Node.js is an amazing technology. Its key innovation is an event loop based execution model that facilitates writing programs that run with non-blocking operations. Here is an article on infoworld explaining that idea.
Nodejs combines two important programming ideas: event driven programming, and concurrency, in a way that is conceptually accessible for programmers to handle. If you can understand the following code, you can start writing programs in nodejs:
document.write("Round and round the cobbler's bench,<br>");
document.write("The monkey chased the weasel.<br>");
document.write("The monkey thought 'twas all for fun<br>");
document.write(". . . goes the weasel.");
Programming is all about building up previous ideas and performing them in a new and creative way. And that’s exactly what nodejs did. It took a messy and inconsistent language designed for web browsers, and, using google’s v8 engine, made it one of the most powerful and performant server technologies of that time.
When programming servers in nodejs, callbacks add complexity and can be a source of confusion, even when you are careful and design your program well. I would only recommend using nodejs as a server if the asynchronous non-blocking design is a critical part of the requirements of your system.
What are some simpler alternatives for programming web servers?
I consider each of these tools easier ways to write and maintain webservers in the long run than using nodejs. That’s my opinion and many may disagree with me, but it’s worth it to get familiar with your options and the tradeoffs involved. Notably, golang is the only strongly typed language that makes this list. GoLang has its own challenging concepts, but after the initial learning curve, I think it allows you to program simply when you want to, while the callback model of nodejs changes the way you have to think about programs.
It’s actually easier, in my opinion, to learn a new language than to master a new paradigm, ecosystem, and framework all at once. Everything in the nodejs server ecosystem has to be written asynchronously, because the threading model and good design make it a bad idea to combine synchronous and asynchronous operations. Async/await can improve clarity, but under the surface, you still need to understand what is happening asynchronously, as if it were written with callbacks. Otherwise, you may be hurt by the law of leaky abstractions.
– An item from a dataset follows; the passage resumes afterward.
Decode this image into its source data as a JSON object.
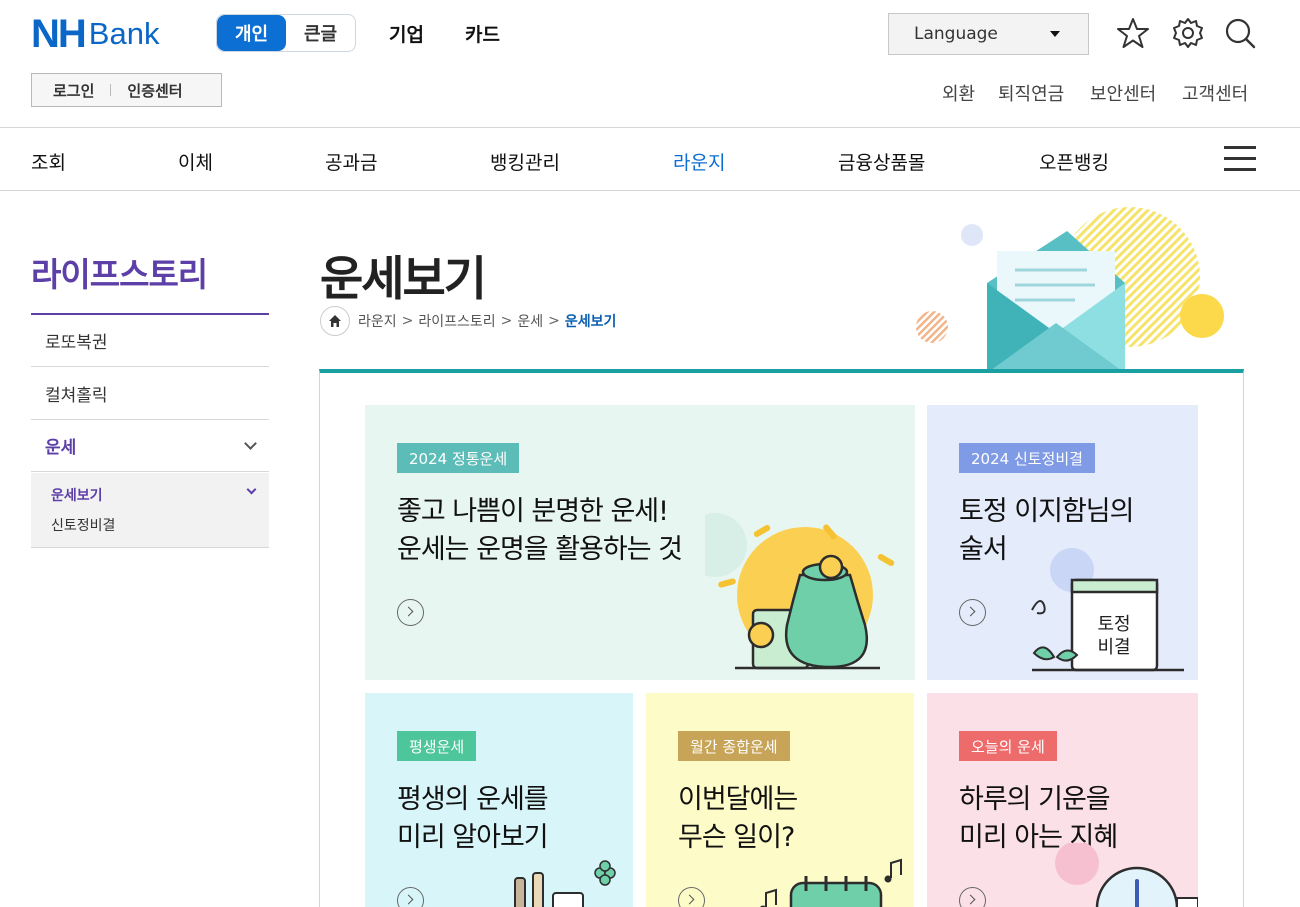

Asynchronous programming adds complexity and conceptual overhead to every step of the programming process, so be careful when you choose to use it.
If you decide to write your application in nodejs, it will probably take you more work than some of these other tools, but sometimes it is worth it.
While the concepts of nodejs are accessible and powerful, I think they are a more challenging way to design and build web applications in the long run, and may increase the difficulty of maintaining your web applications.